Babbage from The Economist


Babbage: Is GPT-4 the dawn of true artificial intelligence?

OpenAI's Chat GPT, an advanced chatbot, has taken the world by storm, amassing over 100 million monthly active users and exhibiting unprecedented capabilities. From crafting essays and fiction to designing websites and writing code. You’d be forgiven for thinking there’s little it can’t do. Now it’s had an upgrade. GPT-4 has even more incredible abilities, it can take in photos as an input, and deliver smoother, more natural writing to the user. But it also hallucinates, throws up false answers, and remains unable to reference any world events that happened after September 2021.Seeking to get under the hood of the Large Language Model that operates GPT-4, host Alok Jha speaks with Maria Laikata, a professor in Natural Language Processing at Queen Mary’s university in London. We put the technology through its paces with the economist’s tech-guru Ludwig Seigele, and even run it through something like a Turing Test to give an idea of whether it could pass for human-level-intelligence. An Artificial General Intelligence is the ultimate goal of AI research, so how significant will GPT-4 and similar technologies be in the grand scheme of machine intelligence? Not very, suggests Gary Marcus, expert in both AI and human intelligence, though they will impact all of our lives both in good and bad ways. For full access to The Economist’s print, digital and audio editions subscribe at and sign up for our weekly science newsletter at

Babbage: The hopes and fears of human genome editing

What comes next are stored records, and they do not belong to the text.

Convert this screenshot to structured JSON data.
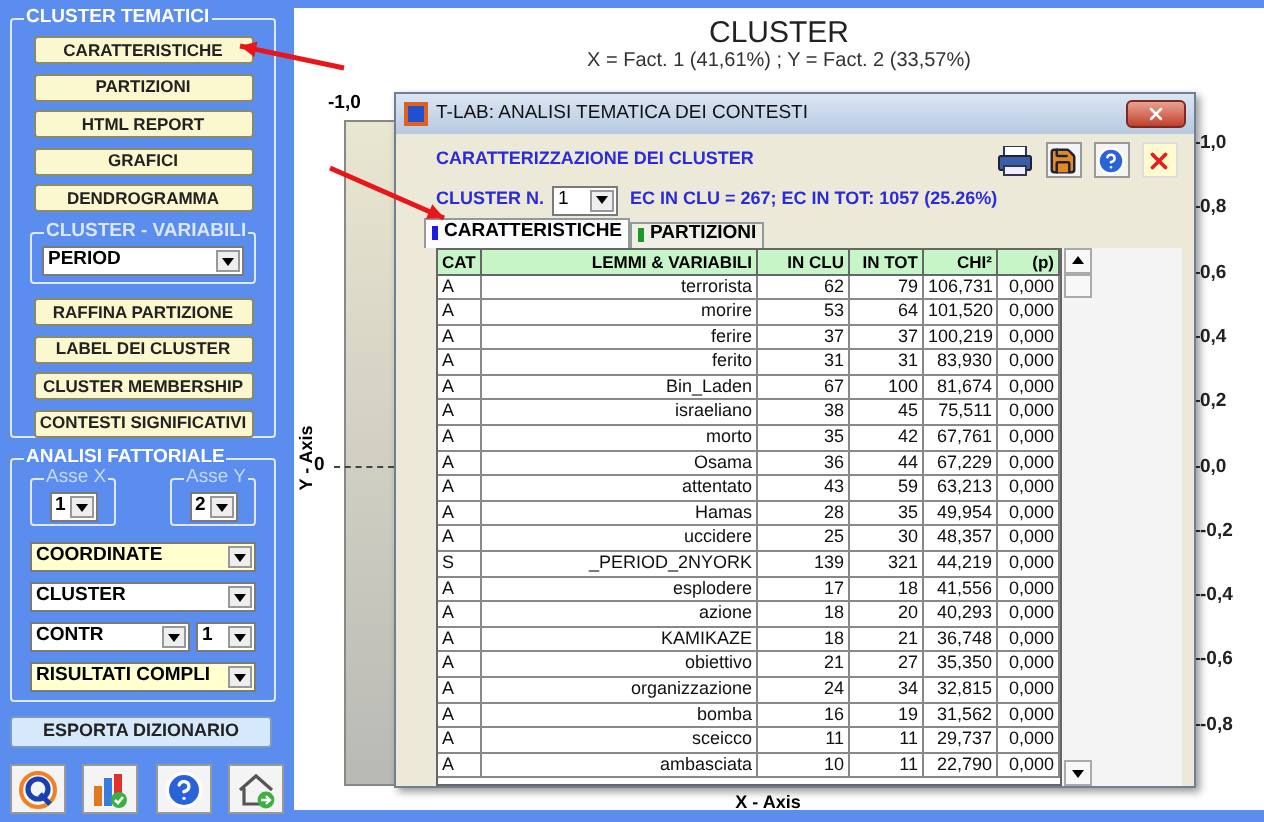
{
  "sidebar": {
    "cluster_group": {
      "title": "CLUSTER TEMATICI",
      "buttons": [
        "CARATTERISTICHE",
        "PARTIZIONI",
        "HTML REPORT",
        "GRAFICI",
        "DENDROGRAMMA"
      ],
      "variables": {
        "title": "CLUSTER - VARIABILI",
        "value": "PERIOD"
      },
      "buttons_2": [
        "RAFFINA PARTIZIONE",
        "LABEL DEI CLUSTER",
        "CLUSTER MEMBERSHIP",
        "CONTESTI SIGNIFICATIVI"
      ]
    },
    "factorial_group": {
      "title": "ANALISI FATTORIALE",
      "axis_x": {
        "label": "Asse X",
        "value": "1"
      },
      "axis_y": {
        "label": "Asse Y",
        "value": "2"
      },
      "select_rows": [
        [
          {
            "value": "COORDINATE",
            "highlighted": true
          }
        ],
        [
          {
            "value": "CLUSTER",
            "highlighted": false
          }
        ],
        [
          {
            "value": "CONTR",
            "highlighted": false
          },
          {
            "value": "1",
            "highlighted": false
          }
        ],
        [
          {
            "value": "RISULTATI COMPLI",
            "highlighted": true
          }
        ]
      ]
    },
    "export_button": "ESPORTA DIZIONARIO"
  },
  "chart": {
    "title": "CLUSTER",
    "subtitle": "X = Fact. 1 (41,61%) ; Y = Fact. 2 (33,57%)",
    "top_tick": "-1,0",
    "left_tick": "0",
    "right_ticks": [
      "1,0",
      "0,8",
      "0,6",
      "0,4",
      "0,2",
      "0,0",
      "-0,2",
      "-0,4",
      "-0,6",
      "-0,8"
    ],
    "x_axis_label": "X - Axis",
    "y_axis_label": "Y - Axis"
  },
  "dialog": {
    "title": "T-LAB: ANALISI TEMATICA DEI CONTESTI",
    "heading": "CARATTERIZZAZIONE DEI CLUSTER",
    "cluster_label": "CLUSTER N.",
    "cluster_value": "1",
    "summary": "EC IN CLU = 267; EC IN TOT: 1057 (25.26%)",
    "tabs": [
      {
        "label": "CARATTERISTICHE",
        "selected": true
      },
      {
        "label": "PARTIZIONI",
        "selected": false
      }
    ],
    "table": {
      "columns": [
        "CAT",
        "LEMMI & VARIABILI",
        "IN CLU",
        "IN TOT",
        "CHI²",
        "(p)"
      ],
      "rows": [
        [
          "A",
          "terrorista",
          "62",
          "79",
          "106,731",
          "0,000"
        ],
        [
          "A",
          "morire",
          "53",
          "64",
          "101,520",
          "0,000"
        ],
        [
          "A",
          "ferire",
          "37",
          "37",
          "100,219",
          "0,000"
        ],
        [
          "A",
          "ferito",
          "31",
          "31",
          "83,930",
          "0,000"
        ],
        [
          "A",
          "Bin_Laden",
          "67",
          "100",
          "81,674",
          "0,000"
        ],
        [
          "A",
          "israeliano",
          "38",
          "45",
          "75,511",
          "0,000"
        ],
        [
          "A",
          "morto",
          "35",
          "42",
          "67,761",
          "0,000"
        ],
        [
          "A",
          "Osama",
          "36",
          "44",
          "67,229",
          "0,000"
        ],
        [
          "A",
          "attentato",
          "43",
          "59",
          "63,213",
          "0,000"
        ],
        [
          "A",
          "Hamas",
          "28",
          "35",
          "49,954",
          "0,000"
        ],
        [
          "A",
          "uccidere",
          "25",
          "30",
          "48,357",
          "0,000"
        ],
        [
          "S",
          "_PERIOD_2NYORK",
          "139",
          "321",
          "44,219",
          "0,000"
        ],
        [
          "A",
          "esplodere",
          "17",
          "18",
          "41,556",
          "0,000"
        ],
        [
          "A",
          "azione",
          "18",
          "20",
          "40,293",
          "0,000"
        ],
        [
          "A",
          "KAMIKAZE",
          "18",
          "21",
          "36,748",
          "0,000"
        ],
        [
          "A",
          "obiettivo",
          "21",
          "27",
          "35,350",
          "0,000"
        ],
        [
          "A",
          "organizzazione",
          "24",
          "34",
          "32,815",
          "0,000"
        ],
        [
          "A",
          "bomba",
          "16",
          "19",
          "31,562",
          "0,000"
        ],
        [
          "A",
          "sceicco",
          "11",
          "11",
          "29,737",
          "0,000"
        ],
        [
          "A",
          "ambasciata",
          "10",
          "11",
          "22,790",
          "0,000"
        ]
      ]
    }
  }
}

The Third International Summit on Human Genome Editing was held this week in London. It was the first such meeting since 2018, when a Chinese researcher announced that he had created the world’s first genetically edited babies—a move that was roundly condemned at the time. Host Alok Jha and Natasha Loder, The Economist’s health editor, report from the conference to explore the exciting future—and knotty challenges—of the world that gene-editing therapies could create.Robin Lovell-Badge, a leading scientist at the Francis Crick Institute in London and the organiser of the summit, explains how genome-editing technology has rapidly advanced in recent years. Claire Booth, a professor of gene therapy and paediatric immunology at Great Ormond Street Hospital and University College London discusses the hopes of gene-editing treatments. Plus, Kelly Ormond, a bioethicist from ETH-Zurich, explores the ethical dilemmas that are raised by the technology, and Filippa Lentzos of King’s College London, explains why human genome editing presents potential biosecurity risks.Listen to previous episodes of “Babbage” on the topic: the gene therapy revolution and an interview with Jennifer Doudna, the pioneer of CRISPR-Cas9 technology. For full access to The Economist’s print, digital and audio editions subscribe at and sign up for our weekly science newsletter at